Discover hundreds of clinical trials for virtually all types of cancer.
Getting sick while on vacation is never fun. But if Gail B hadn’t caught a bad bug while in Florida she wouldn’t have gotten chest x-rays and a CAT scan which lead doctors to discover the abnormal spot on her lung.
In 2012, while vacationing in Florida in the early spring, Gail B got sick. After her cough refused to get any better, she went to see a doctor. Several tests later, it was recommended that she see a pulmonologist. Gail turned to Dr. Michael Dunn of Henry Ford, who was the pulmonologist for her husband years prior. Gail’s test results were sent to Dr. Dunn at Henry Ford West Bloomfield Hospital. He determined that the spot on her lung was not concerning at that time. To be safe, he had Gail come in for a CAT scan every six months to keep an eye on it and watch for growth or change.

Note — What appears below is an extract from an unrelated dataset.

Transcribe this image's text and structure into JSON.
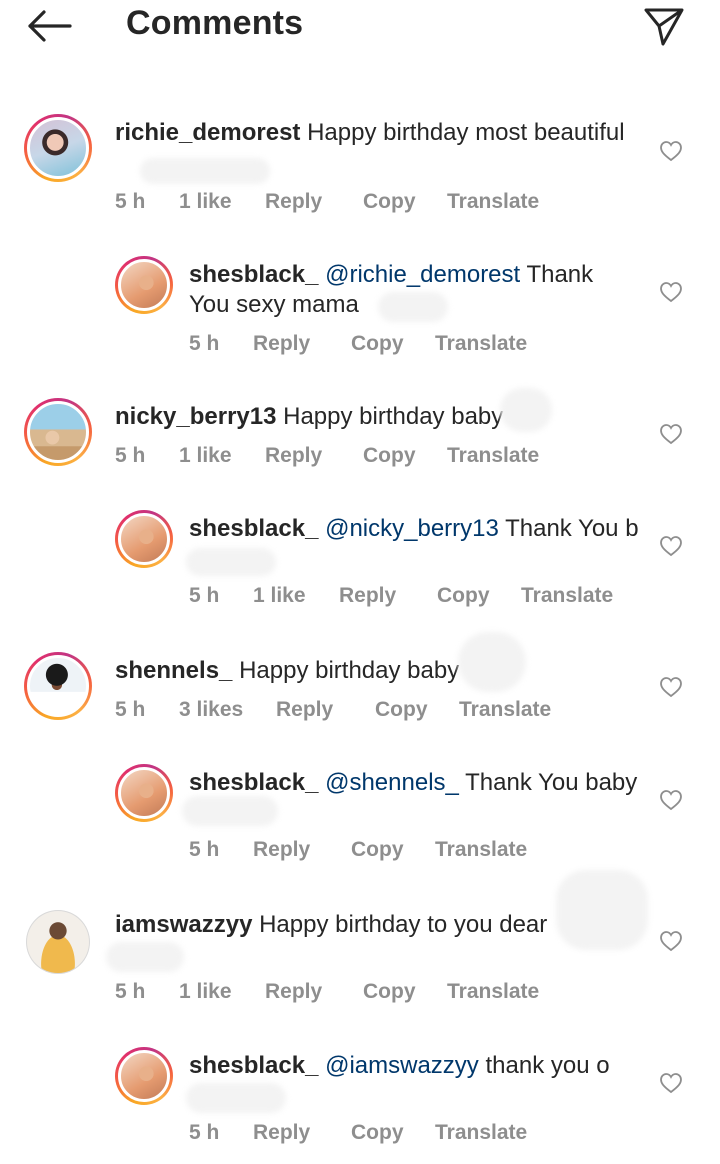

In December 2015, nearly 4 years later, Gail’s CAT scan revealed that the spot had gotten bigger since her last visit. Dr. Dunn referred her to Dr. Miguel Alvelo-Rivera, a thoracic surgeon at Henry Ford Hospital in Detroit. Gail made the trip downtown to have a PET scan done. PET scans are used to identify diseases within the body using a special dye. Usually, when there is cancer the scan “lights up.” The results of Gail’s scan were not indicative of cancer, but to make sure, surgery was scheduled to remove the spot. Gail was hesitant at first when she learned that her surgery would be downtown but praises her experience and her care there.
Gail had surgery in February 2016 to remove the spot on her lung through a process called wedge resection. Tests done during the procedure revealed that the spot was, in fact, lung cancer. For precautionary measures, some surrounding tissue and a few lymph nodes were also removed. Fortunately for Gail, the cancer had not spread elsewhere.
“I healed very well, thank the Lord,” Gail said. She spent 8 days in the hospital recovering from her procedure, and while she did experience some shortness of breath, that was to be expected. Since then, Gail returned to see Dr. Rivera at Henry Ford in the fall and on February 28, 2017 for CAT scans to check for any cancer. Gail is considered cancer free!
Fortunately, the spot on her lung was caught early enough that it could be monitored over the course of several years. For someone who had both parents pass away from cancer, it was important to monitor anything that could potentially end up being cancerous. When a change in the spot was noticed, she was able to have the cancer removed without needing to go through chemotherapy or radiation. She thanks her doctors, Dr. Dunn and Dr. Rivera. “They are outstanding doctors,” she said. She is also thankful for the “wonderful care at downtown Henry Ford”. Thanks to the hospital’s commitment to care, Gail is back to living her life as normal including playing bridge every week and visiting her friends in Florida over the holidays.
Contact the cancer team 24/7 by calling
Please call 911 if you have an emergency or urgent medical question.
Already a Henry Ford patient?
For the best experience, existing Henry Ford patients can request and self-schedule appointments through Henry Ford MyChart.
Henry Ford Health System is committed to ensuring our Deaf or hard-of-hearing patients and visitors have equal access to all services. We provide the appropriate auxiliary aids and services, including qualified sign language interpreters, TTYs and other assistive listening devices, at no cost. To request assistance, call 313-916-1896 or email [email protected].